Then it turned out to be the first film I saw in Dolby stereo. I knew an immense amount of time was taken in post-production to give it that off-world sound that you find even more in Blade Runner, the film Ridley Scott made after Alien. It was just lovely to hear the sound of next-millennium machinery in space. It had a real texture to it.

Every science-fiction film that has come after it seems to have that gritty, grimy, wet, steamy look, that kind of blue light and green darkness. It has totally changed the genre, when you consider that only two or three years previously Star Wars was it as far as sci-fi was concerned. And the look has stuck; it's even seeping down into Star Trek: The Next Generation. Without doubt, it has to be the most influential film of my life.

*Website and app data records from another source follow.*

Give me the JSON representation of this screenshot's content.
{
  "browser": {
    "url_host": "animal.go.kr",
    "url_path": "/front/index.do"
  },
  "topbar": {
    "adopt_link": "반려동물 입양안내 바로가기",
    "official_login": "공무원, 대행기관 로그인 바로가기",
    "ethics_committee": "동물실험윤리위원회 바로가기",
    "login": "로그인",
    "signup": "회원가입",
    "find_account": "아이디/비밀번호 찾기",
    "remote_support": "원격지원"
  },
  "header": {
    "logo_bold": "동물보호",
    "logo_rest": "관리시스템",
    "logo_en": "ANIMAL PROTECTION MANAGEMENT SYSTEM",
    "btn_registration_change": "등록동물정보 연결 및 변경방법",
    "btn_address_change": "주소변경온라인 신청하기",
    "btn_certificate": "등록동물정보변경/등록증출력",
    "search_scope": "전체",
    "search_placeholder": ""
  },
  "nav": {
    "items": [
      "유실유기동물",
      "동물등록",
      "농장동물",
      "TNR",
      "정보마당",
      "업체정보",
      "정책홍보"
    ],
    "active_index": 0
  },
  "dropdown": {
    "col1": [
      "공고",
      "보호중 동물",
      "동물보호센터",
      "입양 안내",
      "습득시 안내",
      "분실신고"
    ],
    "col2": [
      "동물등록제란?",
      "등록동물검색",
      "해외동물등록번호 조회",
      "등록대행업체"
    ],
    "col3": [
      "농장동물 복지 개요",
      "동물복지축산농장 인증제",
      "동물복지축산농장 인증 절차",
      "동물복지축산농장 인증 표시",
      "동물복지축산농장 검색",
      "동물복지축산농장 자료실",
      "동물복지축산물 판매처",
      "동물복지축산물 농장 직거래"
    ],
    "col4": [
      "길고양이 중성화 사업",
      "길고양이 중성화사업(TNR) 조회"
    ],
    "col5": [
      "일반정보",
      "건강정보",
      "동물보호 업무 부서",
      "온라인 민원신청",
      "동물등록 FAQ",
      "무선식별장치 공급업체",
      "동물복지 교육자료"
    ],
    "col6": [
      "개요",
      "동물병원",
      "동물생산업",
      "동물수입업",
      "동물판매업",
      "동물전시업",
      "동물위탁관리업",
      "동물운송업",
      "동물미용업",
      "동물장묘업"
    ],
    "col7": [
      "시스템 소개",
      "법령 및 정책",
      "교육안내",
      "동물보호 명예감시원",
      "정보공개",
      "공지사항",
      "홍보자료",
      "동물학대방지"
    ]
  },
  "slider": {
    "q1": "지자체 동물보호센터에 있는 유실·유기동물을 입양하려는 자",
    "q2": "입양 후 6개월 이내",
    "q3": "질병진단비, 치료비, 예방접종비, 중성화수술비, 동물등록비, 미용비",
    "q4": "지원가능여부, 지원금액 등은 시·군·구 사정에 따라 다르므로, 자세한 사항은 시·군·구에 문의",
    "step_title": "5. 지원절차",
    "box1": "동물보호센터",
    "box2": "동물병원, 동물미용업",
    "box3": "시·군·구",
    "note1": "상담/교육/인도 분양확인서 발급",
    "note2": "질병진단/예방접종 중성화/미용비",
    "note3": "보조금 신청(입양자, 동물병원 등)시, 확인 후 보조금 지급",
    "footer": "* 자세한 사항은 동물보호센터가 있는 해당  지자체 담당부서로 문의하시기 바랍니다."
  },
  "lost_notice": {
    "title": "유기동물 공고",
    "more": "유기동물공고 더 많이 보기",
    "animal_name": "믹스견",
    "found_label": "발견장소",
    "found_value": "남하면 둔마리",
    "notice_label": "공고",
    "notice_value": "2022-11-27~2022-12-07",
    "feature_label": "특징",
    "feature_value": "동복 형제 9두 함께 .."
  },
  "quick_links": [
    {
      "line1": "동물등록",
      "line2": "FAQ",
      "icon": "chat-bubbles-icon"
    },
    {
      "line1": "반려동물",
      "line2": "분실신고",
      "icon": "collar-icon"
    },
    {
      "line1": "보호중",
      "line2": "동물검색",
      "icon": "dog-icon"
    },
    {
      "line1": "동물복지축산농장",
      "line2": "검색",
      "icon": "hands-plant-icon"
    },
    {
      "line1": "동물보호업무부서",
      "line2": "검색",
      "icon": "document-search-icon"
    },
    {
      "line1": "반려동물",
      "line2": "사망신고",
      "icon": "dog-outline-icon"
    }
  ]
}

There's one scene in particular of which I thought: I wish I'd shot that. They're hunting down the alien after it's come out of John Hurt's chest - they believe it's only the size of a small hen at that point. They send Harry Dean Stanton off on his own to look for the ship's cat, and we all know that in the meantime the alien has got a lot bigger . . .

The bit that for me was real cinema is where Harry Dean Stanton is leaning down to get the cat, and the alien's tail just sweeps down into shot. It's like ballet. And it's so understated: you know just from the tail that this creature has immense power and is going to get him.

It was so minimalist, so un- gory. The audience knows something bad is going to happen and everyone is expecting the alien to jump into the shot in some way, but it does the opposite, it slowly and majestically moves in. It's a real shame because whenever they show Alien on television you miss it because it's right on the edge of the wide screen.

It's the first time I'd ever seen on film a creature that was a true predator. It's purely a mechanical effect, nothing that couldn't have been done previously with just a little applied mechanical engineering knowledge: there's no Jurassic Park- style computer graphics. But up until then, whenever I saw a movie monster, it would be a guy in a rubber suit shuffling into shot; it would always have that staged feeling about it. Or the film-maker would rely on editing but you would never really see the creature. However, in this sequence the alien moved like a cat that was stalking, and we could see it even though we couldn't quite make out what it was, which added to the terror. That in itself was very interesting.

One of the other things that's really nice is the teeth of the alien: it seemed to have so many. When it opened its mouth there was another mouth inside it - which was a genius stroke. Carlo Rambaldi, who also did E T , produced the working model for the alien. And H R Giger's design is genuinely shocking and surreal. I think 70 per cent of Alien's success is owed to him.

Ridley Scott realised that, no matter good your special effects are, if you leave them too long on screen, people will spot that they're not real - even Jurassic Park doesn't ever linger on the dinosaurs. H R Giger actually complained to Twentieth Century Fox that all the best shots of the alien were eventually cut out of the film. That may be true but I also think that, if it hadn't been, in many of the shots you would have seen the zipper on the back of the suit. Because that's what it is at the end of the day, even though they did have lots of animatronic add-ons: just a rubber suit with a guy in it.

Chris Jones' first feature film, 'White Angel', opens on 15 April

(Photograph omitted)